I've got a table in a sql server db that's linked to access. i'm trying to run a query where one of the criteria is date related. I've checked to verify that the field is date/time datatype. and the data is in the format of 2/28/2006 8:51:43 AM
In the criteria box, if I type in <#3/2/2006# Or >#3/4/2006# it seems to work and filters the data. Also, this works too: > #3/10/2006# It returns the correct records.
However, if I use #3/6/2006# (or with an = sign) it returns zero rows and I know there is data on that date since it was returned on the other query.
The main problem is with the date() function. It doesn't work at all. Date(), date()-2 between date() and date()-14 all return zero rows.
Just to let you know, this is the same table I have another thread open about data showing up incorrectly. When I run the query, the data that shows up is completly wrong. I have to export it into an excel file and then open it to read the correct data.
Since I posted this a few hours ago, i've been searching and reading anything that might help.
I formated the date time field with this. Start: Format([start date],"dddd"", ""mmm d yyyy") It returned the dates formated the correct way. I then added date() into the criteria box. zero returned.

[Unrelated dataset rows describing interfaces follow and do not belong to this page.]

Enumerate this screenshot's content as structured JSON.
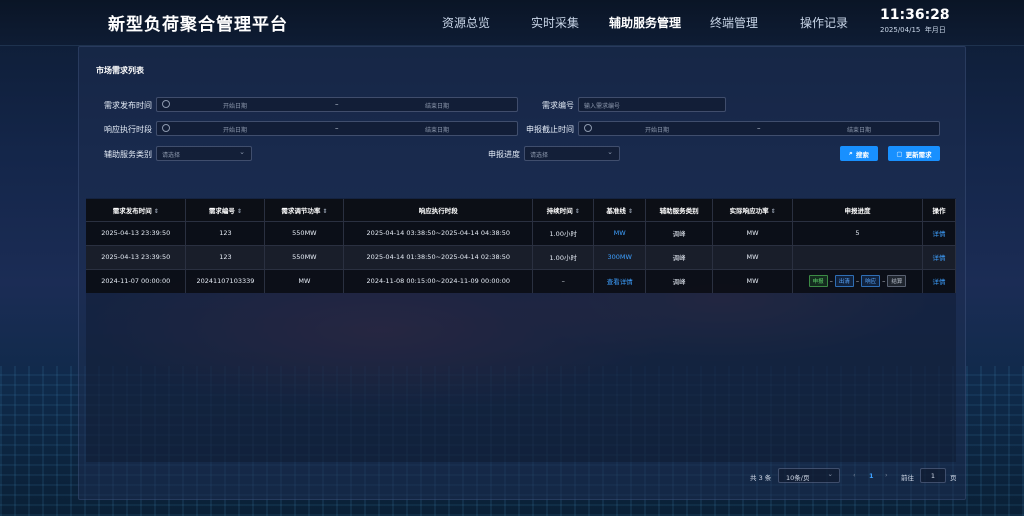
{
  "app": {
    "title": "新型负荷聚合管理平台"
  },
  "nav": [
    "资源总览",
    "实时采集",
    "辅助服务管理",
    "终端管理",
    "操作记录"
  ],
  "clock": {
    "time": "11:36:28",
    "date": "2025/04/15",
    "weekday": "年月日"
  },
  "section_title": "市场需求列表",
  "filters": {
    "release_time": {
      "label": "需求发布时间",
      "start": "开始日期",
      "end": "结束日期",
      "sep": "–"
    },
    "req_no": {
      "label": "需求编号",
      "placeholder": "输入需求编号"
    },
    "exec_period": {
      "label": "响应执行时段",
      "start": "开始日期",
      "end": "结束日期",
      "sep": "–"
    },
    "deadline": {
      "label": "申报截止时间",
      "start": "开始日期",
      "end": "结束日期",
      "sep": "–"
    },
    "service_type": {
      "label": "辅助服务类别",
      "placeholder": "请选择"
    },
    "progress": {
      "label": "申报进度",
      "placeholder": "请选择"
    },
    "search_btn": "搜索",
    "refresh_btn": "更新需求"
  },
  "table": {
    "headers": [
      "需求发布时间",
      "需求编号",
      "需求调节功率",
      "响应执行时段",
      "持续时间",
      "基准线",
      "辅助服务类别",
      "实际响应功率",
      "申报进度",
      "操作"
    ],
    "rows": [
      {
        "time": "2025-04-13 23:39:50",
        "no": "123",
        "power": "550MW",
        "period": "2025-04-14 03:38:50~2025-04-14 04:38:50",
        "dur": "1.00小时",
        "base": "MW",
        "type": "调峰",
        "actual": "MW",
        "progress": "5",
        "op": "详情"
      },
      {
        "time": "2025-04-13 23:39:50",
        "no": "123",
        "power": "550MW",
        "period": "2025-04-14 01:38:50~2025-04-14 02:38:50",
        "dur": "1.00小时",
        "base": "300MW",
        "type": "调峰",
        "actual": "MW",
        "progress": "",
        "op": "详情"
      },
      {
        "time": "2024-11-07 00:00:00",
        "no": "20241107103339",
        "power": "MW",
        "period": "2024-11-08 00:15:00~2024-11-09 00:00:00",
        "dur": "–",
        "base": "查看详情",
        "type": "调峰",
        "actual": "MW",
        "steps": [
          "申报",
          "出清",
          "响应",
          "结算"
        ],
        "op": "详情"
      }
    ]
  },
  "pagination": {
    "total": "共 3 条",
    "page_size": "10条/页",
    "prev": "‹",
    "current": "1",
    "next": "›",
    "goto": "前往",
    "goto_value": "1",
    "page_unit": "页"
  }
}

Just for the heck of it, I removed the date() function and set the sort order of the start date to ascending and ran it again. It sorted in alphabetically by the day of the week. Is that correct? shouldnt it sort by the actual date, meaning earliest date first? Could this mean that somehow access is not recognizing it as a date/time datatype? and that's why the date() function is returning nothing?
But then, why would between #3/2/2006# and #3/10/2006 work and return the correct data?
I had a similar problem with date/time and I opened a support call with Microsoft, here is the responce:
Microsoft Access stores the Date/Time data type as a double-precision, floating-point number (up to 15 decimal places). The integer portion of the double-precision number represents the date; the decimal portion represents the time.
Valid date values range from -657,434 (January 1, 100 A.D.) to 2,958,465 (December 31, 9999 A.D.). A date value of 0 represents December 30, 1899. Microsoft Access stores dates before December 30, 1899 as negative numbers.
Valid time values range from .0 (00:00:00) to .99999 (23:59:59). The numeric value represents a fraction of one day. You can convert the numeric value into hours, minutes, and seconds by multiplying the numeric value by 24.
To view how Microsoft Access stores Date/Time values as numbers, we can use the Cdbl() function. Cdbl() is a Visual Basic function which can convert a date/time value to a double number.
Cdbl(#2/28/2003#) = 37680
Cdbl(#2/28/2003 3:53:45 PM#) = 37680.6623263889
As you can see the real value stored in the database for #2/28/2003# is less than from #2/28/2003 3:53:45 PM# and that's way we cannot see expected records in the query.
This article that I sent to you in my last email explains how Microsoft Access stores the Date/Time data type, and why you may receive unexpected results when you calculate or compare dates and times.
210276.KB.EN-US ACC2000: Storing, Calculating, and Comparing Date/Time Data
To make sure we try to compare the date part of the Order_Date Date/Time field, we can use the DateValue() function. The DateValue() function returns an integer number representing the date but not a fractional time value. For example:
DateValue(#2/28/2003 3:53:45 PM#) = 2/28/2003
So we can use this function in the query to create a calculated field as listed below:
Order Date: DateValue([Order_Date])
thanks much for the reply and the info. I finally figured out how to format the date field so that date() would work. I used Start: Format([start date],"m/d/yyyy") that formated it with the date only and then the date() function worked.
The info you gave me explained why it wasn't working before. It was the time fractions that were throwing it off. I'll keep that in mind in the future.